▶ _Information provided_

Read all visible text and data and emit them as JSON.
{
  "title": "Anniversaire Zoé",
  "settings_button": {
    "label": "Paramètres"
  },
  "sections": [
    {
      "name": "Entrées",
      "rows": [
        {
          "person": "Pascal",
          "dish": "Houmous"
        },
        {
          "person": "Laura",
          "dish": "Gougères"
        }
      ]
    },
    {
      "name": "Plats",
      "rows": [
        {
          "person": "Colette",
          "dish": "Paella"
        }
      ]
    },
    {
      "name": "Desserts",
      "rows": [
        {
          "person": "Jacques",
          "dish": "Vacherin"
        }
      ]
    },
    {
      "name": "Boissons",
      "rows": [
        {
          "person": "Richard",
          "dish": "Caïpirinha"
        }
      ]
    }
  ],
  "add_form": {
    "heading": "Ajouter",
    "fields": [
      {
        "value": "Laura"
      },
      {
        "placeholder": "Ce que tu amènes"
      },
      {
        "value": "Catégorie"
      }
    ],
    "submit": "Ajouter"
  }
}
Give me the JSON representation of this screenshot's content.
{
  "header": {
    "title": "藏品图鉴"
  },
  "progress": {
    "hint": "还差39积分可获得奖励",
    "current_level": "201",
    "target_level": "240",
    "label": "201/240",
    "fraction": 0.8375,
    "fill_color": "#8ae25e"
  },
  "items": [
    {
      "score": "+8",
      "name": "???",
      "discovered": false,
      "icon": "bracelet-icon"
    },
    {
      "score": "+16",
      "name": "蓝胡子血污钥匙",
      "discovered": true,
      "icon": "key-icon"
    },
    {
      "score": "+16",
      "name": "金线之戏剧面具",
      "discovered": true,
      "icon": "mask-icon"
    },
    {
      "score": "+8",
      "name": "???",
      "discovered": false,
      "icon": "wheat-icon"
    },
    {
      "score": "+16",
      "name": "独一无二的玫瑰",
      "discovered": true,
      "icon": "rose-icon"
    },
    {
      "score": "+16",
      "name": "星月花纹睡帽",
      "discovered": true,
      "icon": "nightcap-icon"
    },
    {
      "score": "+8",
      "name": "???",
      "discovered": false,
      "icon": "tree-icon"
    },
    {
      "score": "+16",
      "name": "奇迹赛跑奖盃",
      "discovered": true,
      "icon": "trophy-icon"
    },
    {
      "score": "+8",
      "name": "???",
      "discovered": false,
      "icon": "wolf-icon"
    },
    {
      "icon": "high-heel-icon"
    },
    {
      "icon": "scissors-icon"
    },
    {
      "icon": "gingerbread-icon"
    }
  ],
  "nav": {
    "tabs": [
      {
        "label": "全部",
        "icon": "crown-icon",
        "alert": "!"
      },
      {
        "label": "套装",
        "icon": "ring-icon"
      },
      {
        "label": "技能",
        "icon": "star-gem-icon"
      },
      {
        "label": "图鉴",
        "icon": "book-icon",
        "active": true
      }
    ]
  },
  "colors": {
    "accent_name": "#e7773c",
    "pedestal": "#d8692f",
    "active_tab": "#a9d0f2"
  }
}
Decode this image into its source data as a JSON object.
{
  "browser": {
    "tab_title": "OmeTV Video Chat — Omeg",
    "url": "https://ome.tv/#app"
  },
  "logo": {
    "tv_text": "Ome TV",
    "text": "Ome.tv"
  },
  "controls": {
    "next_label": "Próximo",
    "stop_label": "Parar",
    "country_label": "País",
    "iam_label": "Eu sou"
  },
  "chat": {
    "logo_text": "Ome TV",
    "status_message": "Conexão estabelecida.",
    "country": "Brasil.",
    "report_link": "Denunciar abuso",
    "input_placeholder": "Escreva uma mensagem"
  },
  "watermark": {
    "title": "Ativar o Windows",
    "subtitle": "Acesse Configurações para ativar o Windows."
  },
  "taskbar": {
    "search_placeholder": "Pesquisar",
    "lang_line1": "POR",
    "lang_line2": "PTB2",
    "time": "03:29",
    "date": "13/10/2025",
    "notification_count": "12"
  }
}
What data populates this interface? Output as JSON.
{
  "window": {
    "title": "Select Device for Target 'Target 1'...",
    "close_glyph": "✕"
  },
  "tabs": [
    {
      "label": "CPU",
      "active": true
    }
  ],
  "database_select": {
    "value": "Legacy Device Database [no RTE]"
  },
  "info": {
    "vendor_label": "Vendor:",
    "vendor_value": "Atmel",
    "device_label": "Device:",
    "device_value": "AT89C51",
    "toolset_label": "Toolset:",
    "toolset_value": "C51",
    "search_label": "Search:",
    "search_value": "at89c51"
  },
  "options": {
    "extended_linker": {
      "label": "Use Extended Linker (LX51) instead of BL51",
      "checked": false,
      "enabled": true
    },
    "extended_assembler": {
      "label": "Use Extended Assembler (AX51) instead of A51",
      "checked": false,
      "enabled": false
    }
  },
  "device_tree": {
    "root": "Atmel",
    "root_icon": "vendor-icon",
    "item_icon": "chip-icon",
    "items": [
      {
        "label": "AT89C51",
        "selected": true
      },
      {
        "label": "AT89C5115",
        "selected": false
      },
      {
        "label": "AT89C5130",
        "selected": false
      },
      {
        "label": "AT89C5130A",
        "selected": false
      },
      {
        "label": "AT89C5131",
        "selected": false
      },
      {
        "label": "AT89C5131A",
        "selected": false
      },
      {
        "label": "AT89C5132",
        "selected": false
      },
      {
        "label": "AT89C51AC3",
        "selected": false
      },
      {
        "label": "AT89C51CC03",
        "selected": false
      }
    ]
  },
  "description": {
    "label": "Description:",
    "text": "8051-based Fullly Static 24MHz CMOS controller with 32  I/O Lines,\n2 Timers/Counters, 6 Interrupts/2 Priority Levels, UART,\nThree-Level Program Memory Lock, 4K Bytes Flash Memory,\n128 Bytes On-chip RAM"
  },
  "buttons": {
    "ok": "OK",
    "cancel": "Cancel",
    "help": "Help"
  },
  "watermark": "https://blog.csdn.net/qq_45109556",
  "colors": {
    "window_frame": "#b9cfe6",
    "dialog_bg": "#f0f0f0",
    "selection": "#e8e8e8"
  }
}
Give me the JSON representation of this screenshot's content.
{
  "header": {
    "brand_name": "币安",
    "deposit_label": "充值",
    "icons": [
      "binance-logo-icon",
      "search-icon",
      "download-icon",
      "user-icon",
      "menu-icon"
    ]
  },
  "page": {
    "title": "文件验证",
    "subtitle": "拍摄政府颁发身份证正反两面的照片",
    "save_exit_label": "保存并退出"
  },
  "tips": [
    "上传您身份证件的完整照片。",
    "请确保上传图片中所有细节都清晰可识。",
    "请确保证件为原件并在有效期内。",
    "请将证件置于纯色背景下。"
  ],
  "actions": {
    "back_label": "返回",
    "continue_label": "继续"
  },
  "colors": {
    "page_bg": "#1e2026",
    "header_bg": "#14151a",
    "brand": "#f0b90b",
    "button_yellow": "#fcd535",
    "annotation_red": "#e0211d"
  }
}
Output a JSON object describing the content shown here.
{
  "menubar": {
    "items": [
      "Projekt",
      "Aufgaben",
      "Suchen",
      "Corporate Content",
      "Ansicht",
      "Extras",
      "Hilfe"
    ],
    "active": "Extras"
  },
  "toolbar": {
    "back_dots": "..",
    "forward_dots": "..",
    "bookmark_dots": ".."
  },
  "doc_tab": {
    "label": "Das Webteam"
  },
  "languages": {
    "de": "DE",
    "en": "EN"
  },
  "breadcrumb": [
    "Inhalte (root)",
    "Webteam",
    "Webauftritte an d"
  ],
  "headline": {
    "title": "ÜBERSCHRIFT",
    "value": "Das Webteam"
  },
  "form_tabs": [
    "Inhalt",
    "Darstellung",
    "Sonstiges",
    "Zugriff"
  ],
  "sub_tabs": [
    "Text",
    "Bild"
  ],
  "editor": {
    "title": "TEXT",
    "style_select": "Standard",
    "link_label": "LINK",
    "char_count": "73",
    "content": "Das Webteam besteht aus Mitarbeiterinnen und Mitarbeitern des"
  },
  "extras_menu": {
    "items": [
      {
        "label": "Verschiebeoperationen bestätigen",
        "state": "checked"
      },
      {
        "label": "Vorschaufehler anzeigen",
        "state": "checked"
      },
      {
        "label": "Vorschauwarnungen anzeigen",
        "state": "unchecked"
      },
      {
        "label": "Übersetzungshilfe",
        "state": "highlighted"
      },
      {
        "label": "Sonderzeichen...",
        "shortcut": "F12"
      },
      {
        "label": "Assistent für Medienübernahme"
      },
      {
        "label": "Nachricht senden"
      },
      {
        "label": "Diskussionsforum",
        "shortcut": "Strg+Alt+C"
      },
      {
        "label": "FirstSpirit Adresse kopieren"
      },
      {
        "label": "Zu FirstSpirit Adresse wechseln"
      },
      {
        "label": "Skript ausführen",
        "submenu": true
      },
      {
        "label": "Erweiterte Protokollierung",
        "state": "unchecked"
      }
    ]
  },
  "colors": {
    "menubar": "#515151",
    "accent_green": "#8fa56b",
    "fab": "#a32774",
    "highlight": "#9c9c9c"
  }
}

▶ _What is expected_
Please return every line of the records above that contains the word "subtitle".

▶ _Reply_
    "subtitle": "Acesse Configurações para ativar o Windows."
    "subtitle": "拍摄政府颁发身份证正反两面的照片",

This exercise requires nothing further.